One final piece of synchronicity in tonight's posting session. Manuel DeLanda is renowned for "War in the Age of Intelligent Machines", and this lecture (only one part of which I have posted here) is useful in clarifying the meaning of Deleuze's "geology [sic] of morals". I say this in light of the possibilty that it may in principle be distinguished from some of the developments foregrounded in Laurie Anderson's work (to say nothing of the comments by Deleuze's contemporary, Derrida, that the insidious emergent forms of bioterror will one day almost make people nostalgic for the visibility of the style of attack adopted in 9/11).
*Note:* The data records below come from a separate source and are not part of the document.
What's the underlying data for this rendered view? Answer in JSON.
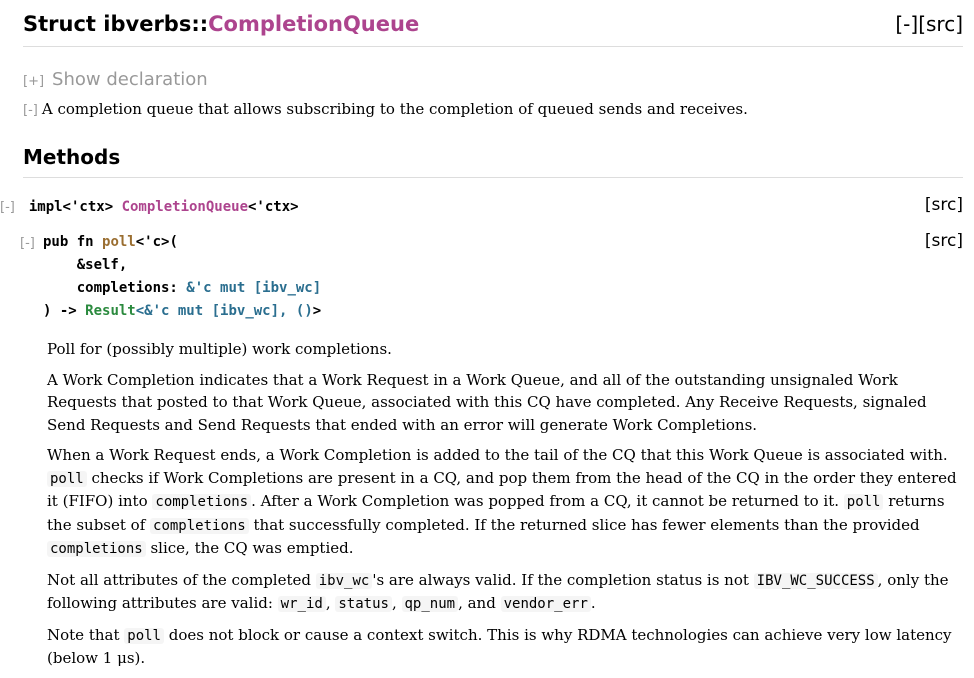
{
  "header": {
    "kind": "Struct",
    "path": "ibverbs::",
    "name": "CompletionQueue",
    "collapse": "[-]",
    "src": "[src]"
  },
  "declaration": {
    "toggle": "[+]",
    "label": "Show declaration"
  },
  "summary": {
    "toggle": "[-]",
    "text": "A completion queue that allows subscribing to the completion of queued sends and receives."
  },
  "methods_heading": "Methods",
  "impl": {
    "toggle": "[-]",
    "prefix": "impl<'ctx> ",
    "type": "CompletionQueue",
    "suffix": "<'ctx>",
    "src": "[src]"
  },
  "method": {
    "toggle": "[-]",
    "src": "[src]",
    "sig": {
      "pub_fn": "pub fn ",
      "name": "poll",
      "generics": "<'c>(",
      "self_line": "    &self,",
      "arg_name": "    completions: ",
      "arg_ref": "&'c mut [",
      "arg_type": "ibv_wc",
      "arg_close": "]",
      "ret_open": ") -> ",
      "ret_type": "Result",
      "ret_generic": "<&'c mut [",
      "ret_inner": "ibv_wc",
      "ret_mid": "], ",
      "ret_unit": "()",
      "ret_close": ">"
    }
  },
  "docs": {
    "p1": "Poll for (possibly multiple) work completions.",
    "p2": "A Work Completion indicates that a Work Request in a Work Queue, and all of the outstanding unsignaled Work Requests that posted to that Work Queue, associated with this CQ have completed. Any Receive Requests, signaled Send Requests and Send Requests that ended with an error will generate Work Completions.",
    "p3a": "When a Work Request ends, a Work Completion is added to the tail of the CQ that this Work Queue is associated with. ",
    "p3_code1": "poll",
    "p3b": " checks if Work Completions are present in a CQ, and pop them from the head of the CQ in the order they entered it (FIFO) into ",
    "p3_code2": "completions",
    "p3c": ". After a Work Completion was popped from a CQ, it cannot be returned to it. ",
    "p3_code3": "poll",
    "p3d": " returns the subset of ",
    "p3_code4": "completions",
    "p3e": " that successfully completed. If the returned slice has fewer elements than the provided ",
    "p3_code5": "completions",
    "p3f": " slice, the CQ was emptied.",
    "p4a": "Not all attributes of the completed ",
    "p4_code1": "ibv_wc",
    "p4b": "'s are always valid. If the completion status is not ",
    "p4_code2": "IBV_WC_SUCCESS",
    "p4c": ", only the following attributes are valid: ",
    "p4_code3": "wr_id",
    "p4d": ", ",
    "p4_code4": "status",
    "p4e": ", ",
    "p4_code5": "qp_num",
    "p4f": ", and ",
    "p4_code6": "vendor_err",
    "p4g": ".",
    "p5a": "Note that ",
    "p5_code1": "poll",
    "p5b": " does not block or cause a context switch. This is why RDMA technologies can achieve very low latency (below 1 μs)."
  }
}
It is interesting to consider whether an earlier understanding of biocultural implications in part motivated DeLanda's own switch from his early path as a "transgressive" filmmaker (Nick Zedd even mentions him in his book on the subject). What future for the spectacle when the real effects would be felt beneath the threshold of visual perception? I resisted posting the youtube clip from the documentary Snuff, even though its makers appear sincere in their motivations, in part because of the point I'm making here. Isn't it incumbent on the filmmakers to situate their investment in such material with reference to the ready availability of websites such as ogrish.com? What effect does this have on the taboo nature of their topic, even if they choose to ignore the future biocultural ramifications (which will tend to date their work that much quicker).
At the very least, DeLanda's talk, if not his personal biography, will help me revise my manuscript to some extent, which touches on "becoming animal", bioculture more generally, and violence.